It’s every student-athletes dream to extend their career and play at the next level.
Mercer County track and field senior, Aaron Johnson, has fulfilled his life long dream of running track in college.
Johnson committed to the University of Louisville over the weekend and is excited about the opportunity not many student-athletes get.
“I chose U of L because when I went there for my visit, I really liked the campus. Everything was new and modern. The classes weren’t too big and it’s not that far from home,” said Johnson. “The track team is successful and I feel like the Athletic Coast Conference (ACC) is a competitive conference in track and field with schools like the University of Miami, the University of Clemson, Florida State University and the University of North Carolina. I will definitely be pushed, which I love, but the deciding factor for me was how nice the coaching staff was and how much effort they put into recruiting me since my junior season.”
Johnson said his recruitment really started to pick up after his junior season, when he won the state championship in the 300 meter hurdles, the 110 meter hurdles and the high jump.
“The letters started coming in after I won state in three events last season. They would contact one of my parents, set up a visit and after the visit, schools would keep in touch weekly,” he said.
Johnson said he felt overwhelmed, but it didn’t let him lose focus on his task of coming back stronger during his senior season.
“It was a lot to juggle between practice, school, meets and visits,” he said.
Johnson chose Louisville over the University of Florida, the University of Tennessee, Lindsey Wilson College and the University of North Carolina-Ashville.
He raved about the Louisville coaching staff, led by Dale Cowper. Assistant Coach Brooke Rasnick was also very influential in his recruitment.
“They really showed interest in me and started coming to my track meets all year. I first had serious conversations about my future with Coach Rasnick in January at an indoor meet. She told me Louisville would be interested in recruiting me as a decathlete,” said Johnson. “Coach Cowper was very nice and down to Earth. He was very easy to talk to and most of all, he believed in me.”
Johnson said Cowper came to visit him on his youngest son’s birthday, which showed him he was really interested.
A decathlete, as Johnson will be in college, will compete in 10 events in two days. The events include the 100 meter dash, long jump, shot put, high jump, 400 meter dash, 110 meter hurdles, discus throw, pole vault. javelin throw and the 1500 meter run.
Johnson finished his senior year on a very high note. He defended his title in the 300 and 110 meter hurdles, breaking the state record in the 300 (38.21). Johnson also placed second in the high jump (6-04.00).

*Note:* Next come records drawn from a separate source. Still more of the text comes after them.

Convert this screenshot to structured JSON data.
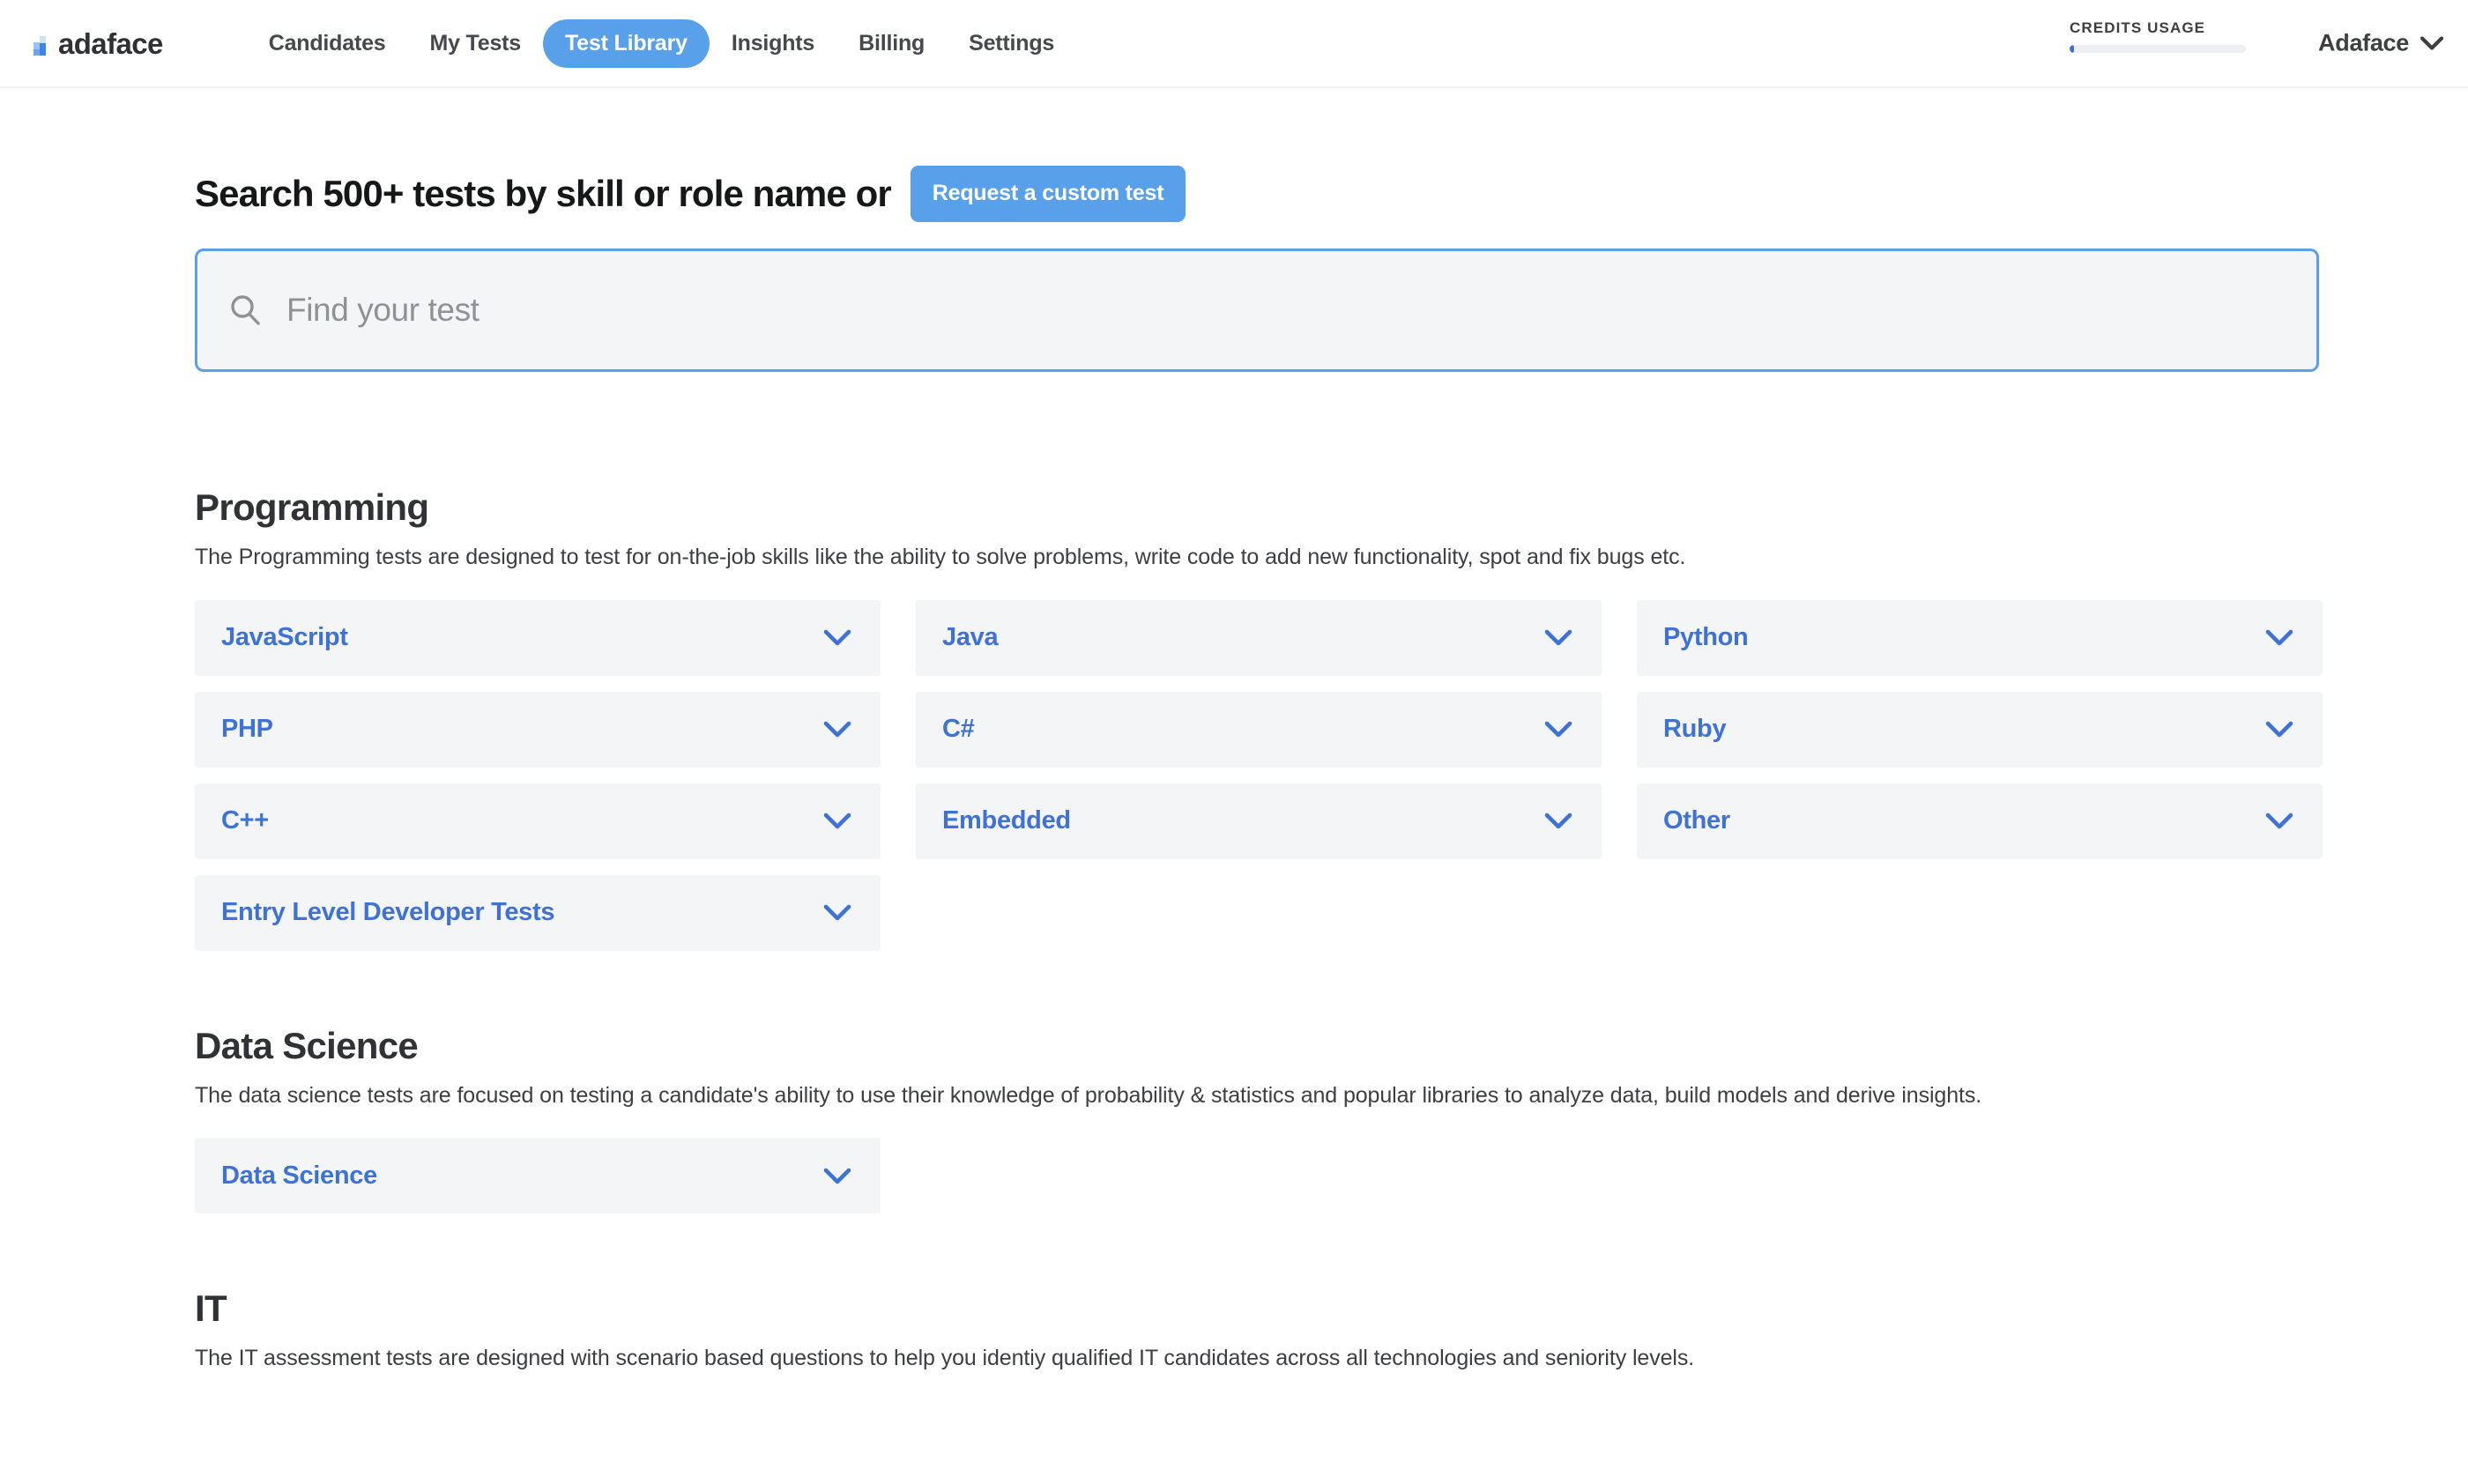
{
  "header": {
    "brand": {
      "name": "adaface",
      "logo_icon": "adaface-bars-logo"
    },
    "nav": [
      {
        "label": "Candidates",
        "active": false
      },
      {
        "label": "My Tests",
        "active": false
      },
      {
        "label": "Test Library",
        "active": true
      },
      {
        "label": "Insights",
        "active": false
      },
      {
        "label": "Billing",
        "active": false
      },
      {
        "label": "Settings",
        "active": false
      }
    ],
    "credits": {
      "label": "CREDITS USAGE",
      "percent": 2.6
    },
    "account": {
      "name": "Adaface",
      "chevron_icon": "chevron-down-icon"
    }
  },
  "search": {
    "title": "Search 500+ tests by skill or role name or",
    "custom_test_button": "Request a custom test",
    "placeholder": "Find your test",
    "value": "",
    "icon": "search-icon"
  },
  "sections": [
    {
      "title": "Programming",
      "description": "The Programming tests are designed to test for on-the-job skills like the ability to solve problems, write code to add new functionality, spot and fix bugs etc.",
      "items": [
        "JavaScript",
        "Java",
        "Python",
        "PHP",
        "C#",
        "Ruby",
        "C++",
        "Embedded",
        "Other",
        "Entry Level Developer Tests"
      ]
    },
    {
      "title": "Data Science",
      "description": "The data science tests are focused on testing a candidate's ability to use their knowledge of probability & statistics and popular libraries to analyze data, build models and derive insights.",
      "items": [
        "Data Science"
      ]
    },
    {
      "title": "IT",
      "description": "The IT assessment tests are designed with scenario based questions to help you identiy qualified IT candidates across all technologies and seniority levels.",
      "items": []
    }
  ],
  "colors": {
    "accent_blue": "#58a0ea",
    "link_blue": "#3f72d6",
    "panel_gray": "#f4f5f6",
    "text_dark": "#303236"
  }
}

Overall, Johnson has won two team state championships, three state titles in the 110 meter hurdles, two state titles in the 300 meter hurdles and one state title in high jump.
He said this opportunity would not have been possible without his family.
“The support from my family and friends through this process has been great,” he said. “They all wanted me to stay close to home but would have supported me no matter where I decided to go to school. They were extremely happy and proud when I told them I chose Louisville, but I was happy because they were happy for me.”
Johnson’s dad, Michael Johnson, couldn’t be more proud of his son and couldn’t wait to see the impact his son is going to make at the next level.
“It’s been crazy to see him blossom into the young man and student-athlete that he is. It seems like yesterday he was coming up the ranks and I blinked twice and new he’s going off to college in a few months,” he said. “I’m very excited to see what he’s capable of in college.”
Aaron is still only 17 years old, with a birthday in September, so during his first few months of school, he will be one of the youngest student-athletes on campus.
“He’s achieved a lot in a short period of time that it’s hard to appreciate one for too long,” his father said. “Because he’s so young, it’s scary to see what kind of athlete he’ll be in two, three and even four years. He wants to win ACC freshman of the year so I’m going to try my best to push him towards that goal.”
Part of becoming a successful athlete is setting high goals, and Johnson definitely has lofty ones.
“My goals in college are to make an immediate impact in the ACC. I want to be ACC freshman of the year and I also want to make it to the NCAA nationals my first season,” he said. “By my sophomore year, I want to make the 2020 Olympic trials and qualify for the 2020 Olympics in Tokyo.”
Johnson has succeeded in track every year, and college should be no different with his work ethic and desire to be great.
Johnson couldn’t thank his high school coaches enough for getting him to this point.
“Coaches Terry Yeast and Lynn Flach have been a big help throughout my career. They push me harder every practice. Coach Yeast would tell me ‘you’re good, but if you want to be elite, you’re going to have to push yourself harder.’ He also goes out of his way to give me the opportunity to be seen and run against elite talent by entering me in big track meets around the state and country,” said Johnson. “My coaches taught and trained me like I’m already in college because they want to prepare me for the next level. I’m so grateful to have had him and coach Flach with me these past four years.”